This chapter describes depleted uranium (DU) and its applications in weapons of mass destruction. It also highlights the DU exposure pathways, pharmacokinetics, health effects, toxicity, and available treatments. The major use of DU is by the military as an alloy in armor and ammunition. These applications take advantage of the unique metallic properties of DU, specifically the density and pyrophoric properties. Uranium is the heaviest naturally occurring element and is extremely dense. Uranium has a density 1.7 times the density of lead, and rods made of uranium are resistant to deformation. Uranium shielding is therefore used in the armor of military armored vehicles, allowing the deflection of enemy projectiles. The chemical toxicity of DU is only an issue if the metal is internalized. The three traditional pathways of exposure are inhalation, ingestion, and dermal contact. Typically, in nonmilitary situations, the main routes of natural uranium uptake are by inhalation and ingestion. Because of the use of DU in ammunitions and armor by the military, the more important routes of exposure are inhalation and internalization of the DU. DU can cause oxidative DNA damage by catalyzing hydrogen peroxide and ascorbate reactions, resulting in single strand breaks in plasmid DNA in vitro. The treatments for uranium exposure are limited. Chelation therapy is used to prevent acute toxicity of high doses of uranium in the systemic circulation, typically resulting from some sort of ingestion.

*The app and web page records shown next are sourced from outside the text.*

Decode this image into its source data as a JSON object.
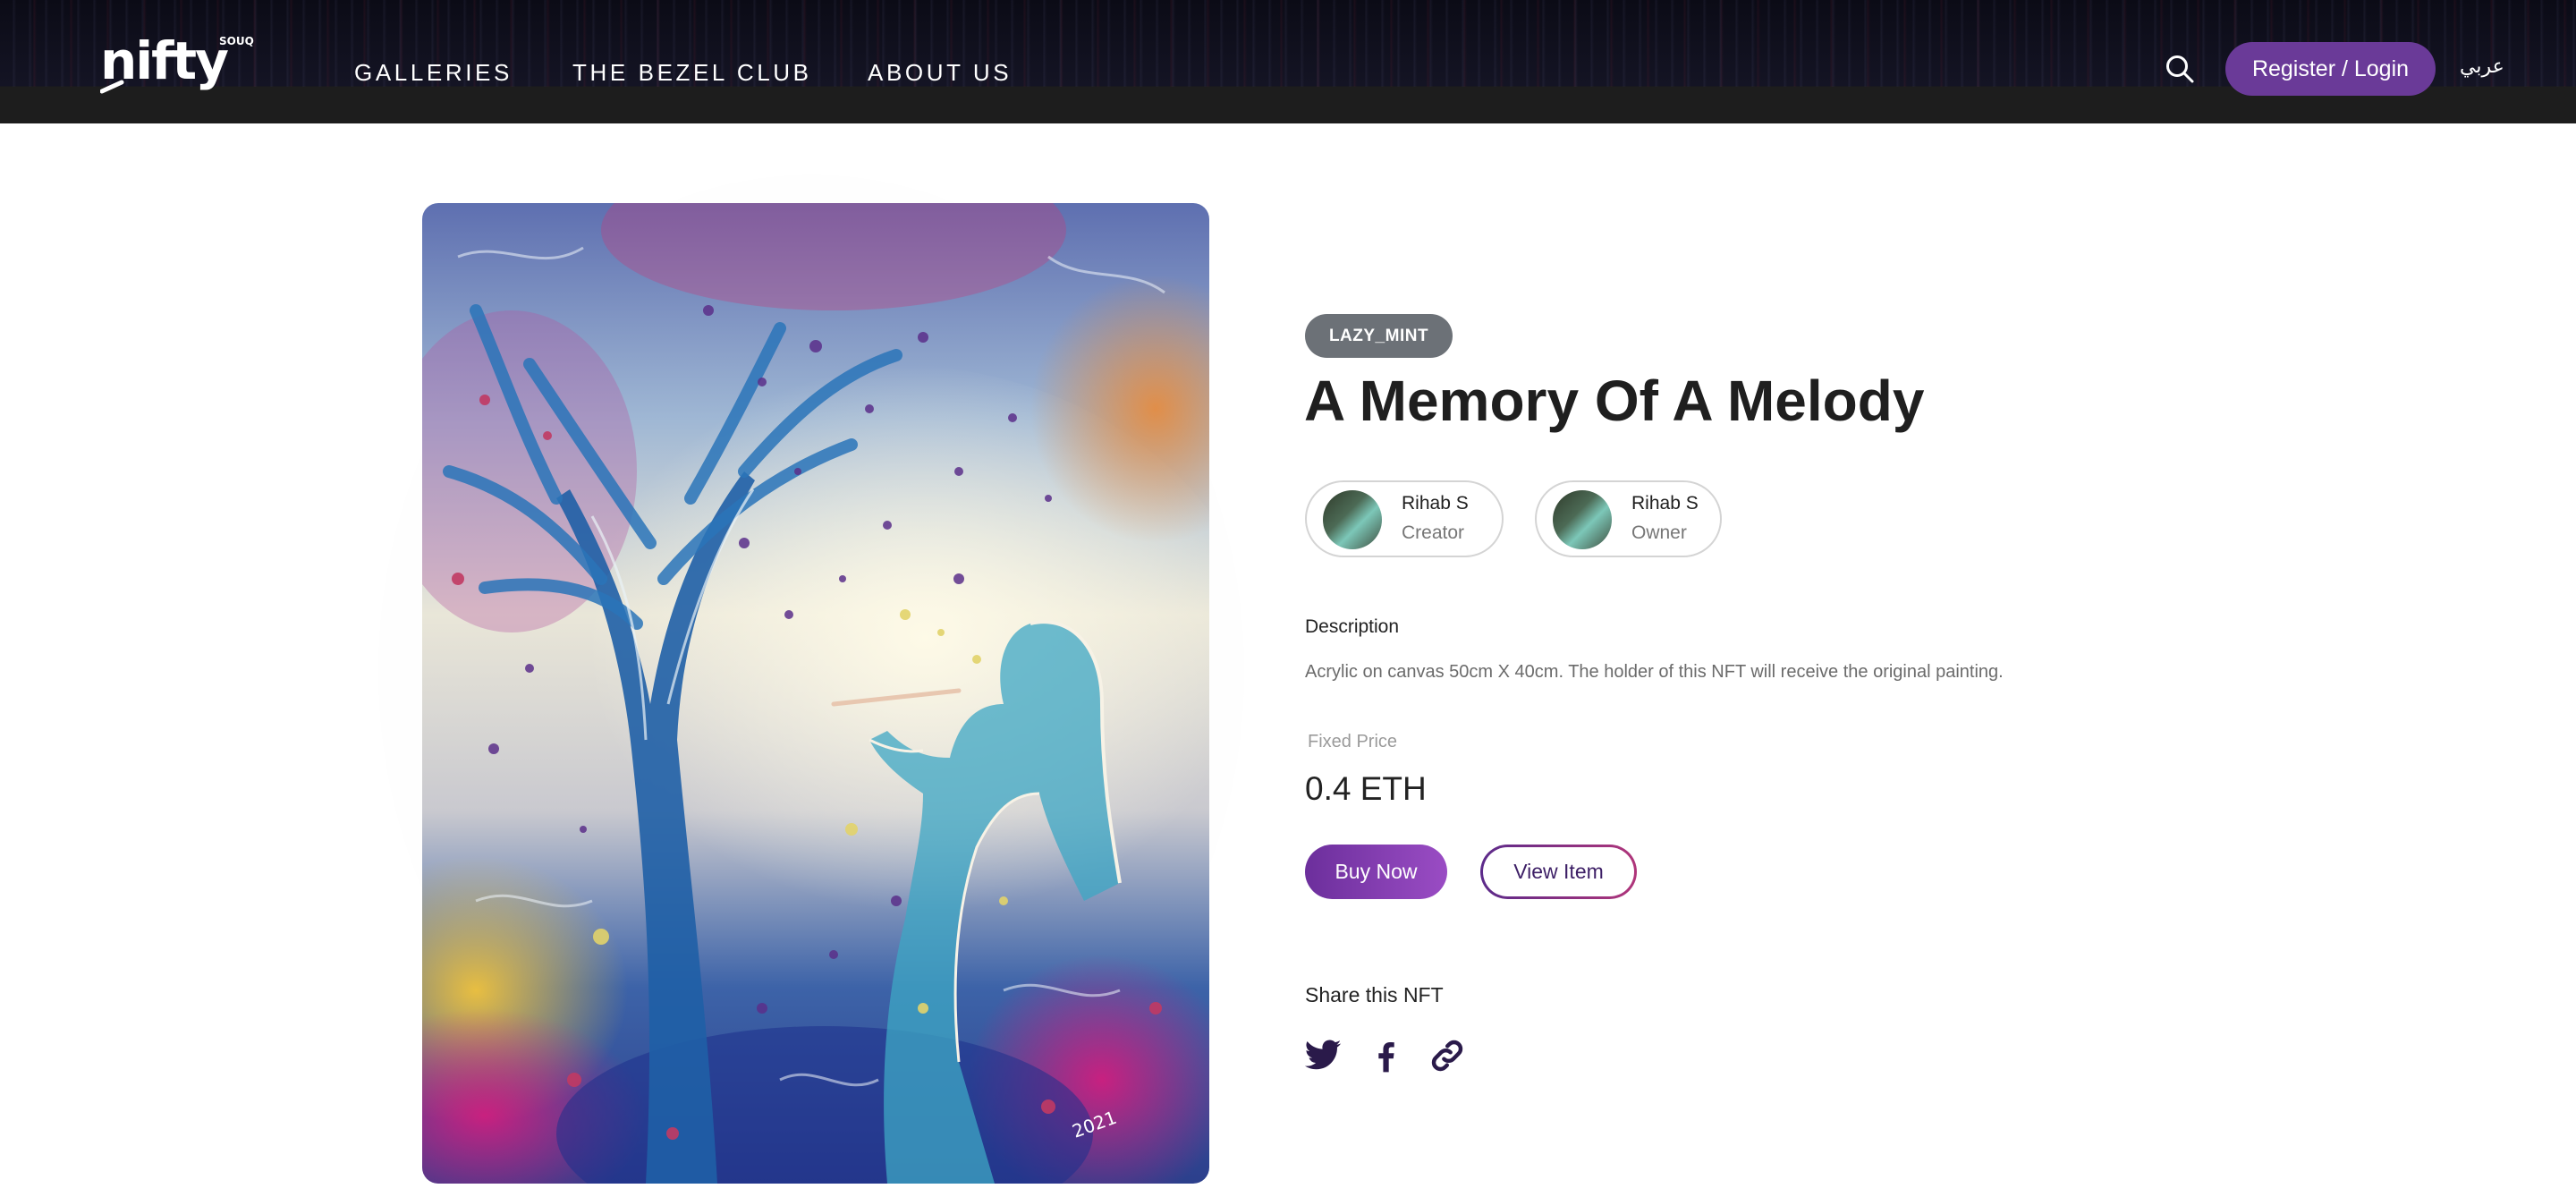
{
  "header": {
    "logo_text": "nifty",
    "logo_tag": "SOUQ",
    "nav": [
      {
        "label": "GALLERIES"
      },
      {
        "label": "THE BEZEL CLUB"
      },
      {
        "label": "ABOUT US"
      }
    ],
    "search_icon": "search-icon",
    "login_label": "Register / Login",
    "language_label": "عربي"
  },
  "artwork": {
    "alt": "A Memory Of A Melody",
    "signature": "2021"
  },
  "details": {
    "badge": "LAZY_MINT",
    "title": "A Memory Of A Melody",
    "people": [
      {
        "name": "Rihab S",
        "role": "Creator"
      },
      {
        "name": "Rihab S",
        "role": "Owner"
      }
    ],
    "description_label": "Description",
    "description": "Acrylic on canvas 50cm X 40cm. The holder of this NFT will receive the original painting.",
    "price_label": "Fixed Price",
    "price": "0.4 ETH",
    "buy_label": "Buy Now",
    "view_label": "View Item",
    "share_label": "Share this NFT",
    "share_icons": [
      "twitter-icon",
      "facebook-icon",
      "link-icon"
    ]
  },
  "colors": {
    "primary": "#6a3a98",
    "badge": "#6c7177",
    "icon": "#2a1a4a"
  }
}
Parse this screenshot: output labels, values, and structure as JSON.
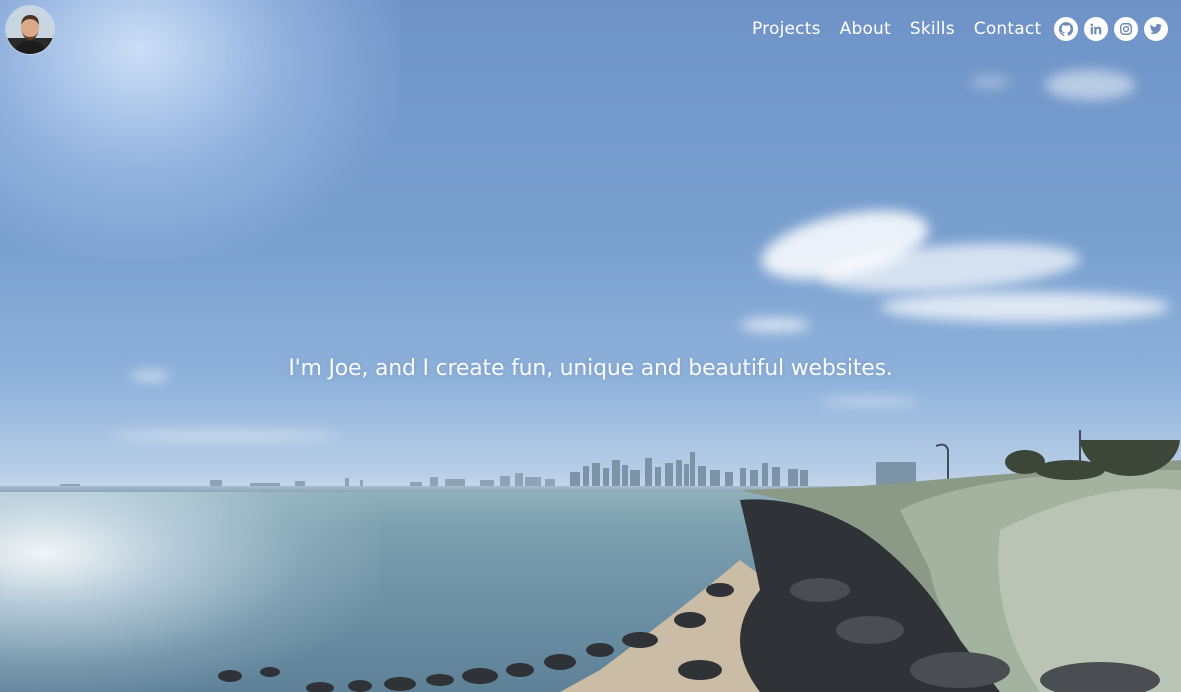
{
  "header": {
    "avatar_alt": "",
    "nav": [
      {
        "label": "Projects"
      },
      {
        "label": "About"
      },
      {
        "label": "Skills"
      },
      {
        "label": "Contact"
      }
    ],
    "social": [
      {
        "icon": "github-icon"
      },
      {
        "icon": "linkedin-icon"
      },
      {
        "icon": "instagram-icon"
      },
      {
        "icon": "twitter-icon"
      }
    ]
  },
  "hero": {
    "tagline": "I'm Joe, and I create fun, unique and beautiful websites."
  },
  "colors": {
    "sky": "#7aa0cf",
    "sea": "#6f93a6",
    "text": "#ffffff"
  }
}
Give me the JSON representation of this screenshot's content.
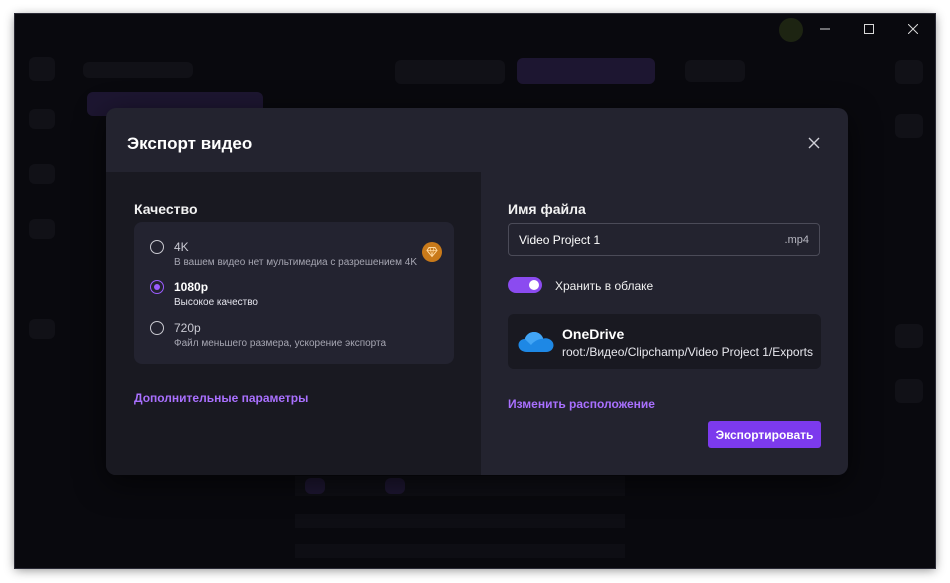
{
  "dialog": {
    "title": "Экспорт видео"
  },
  "quality": {
    "heading": "Качество",
    "options": [
      {
        "title": "4K",
        "description": "В вашем видео нет мультимедиа с разрешением 4K",
        "selected": false,
        "premium": true
      },
      {
        "title": "1080p",
        "description": "Высокое качество",
        "selected": true,
        "premium": false
      },
      {
        "title": "720p",
        "description": "Файл меньшего размера, ускорение экспорта",
        "selected": false,
        "premium": false
      }
    ],
    "advanced_link": "Дополнительные параметры"
  },
  "filename": {
    "heading": "Имя файла",
    "value": "Video Project 1",
    "extension": ".mp4"
  },
  "cloud": {
    "toggle_label": "Хранить в облаке",
    "enabled": true,
    "provider": "OneDrive",
    "path": "root:/Видео/Clipchamp/Video Project 1/Exports",
    "change_location_link": "Изменить расположение"
  },
  "actions": {
    "export_label": "Экспортировать"
  },
  "colors": {
    "accent": "#7c3aed",
    "link": "#a970ff",
    "premium_badge": "#c97a1a",
    "onedrive": "#1e88e5"
  },
  "icons": {
    "close": "close-icon",
    "premium": "diamond-icon",
    "onedrive": "onedrive-cloud-icon"
  }
}
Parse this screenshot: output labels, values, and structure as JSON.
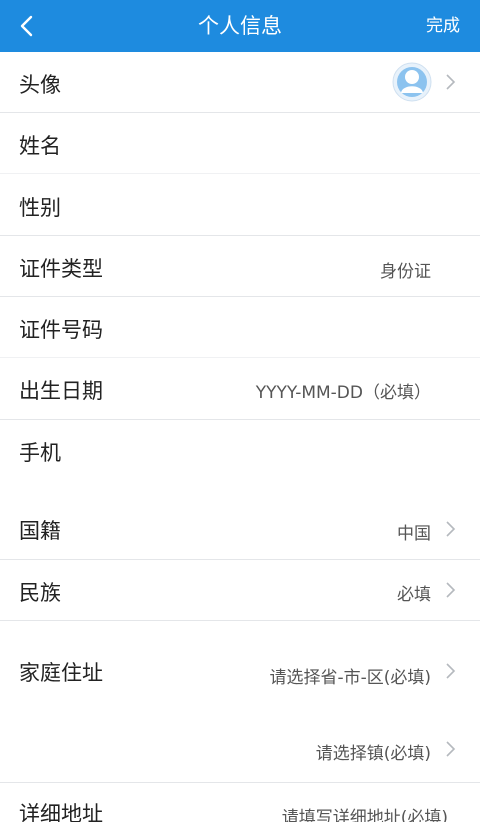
{
  "header": {
    "title": "个人信息",
    "done_label": "完成"
  },
  "rows": {
    "avatar": {
      "label": "头像"
    },
    "name": {
      "label": "姓名",
      "value": ""
    },
    "gender": {
      "label": "性别",
      "value": ""
    },
    "id_type": {
      "label": "证件类型",
      "value": "身份证"
    },
    "id_number": {
      "label": "证件号码",
      "value": ""
    },
    "birth_date": {
      "label": "出生日期",
      "value": "YYYY-MM-DD（必填）"
    },
    "phone": {
      "label": "手机",
      "value": ""
    },
    "nationality": {
      "label": "国籍",
      "value": "中国"
    },
    "ethnicity": {
      "label": "民族",
      "value": "必填"
    },
    "home_address": {
      "label": "家庭住址",
      "value": "请选择省-市-区(必填)"
    },
    "town": {
      "value": "请选择镇(必填)"
    },
    "detail_address": {
      "label": "详细地址",
      "value": "请填写详细地址(必填)"
    }
  },
  "colors": {
    "header_bg": "#1e8bdf",
    "page_bg": "#f5f6f8"
  }
}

ASJC Scopus subject areas
- Pharmacology, Toxicology and Pharmaceutics(all)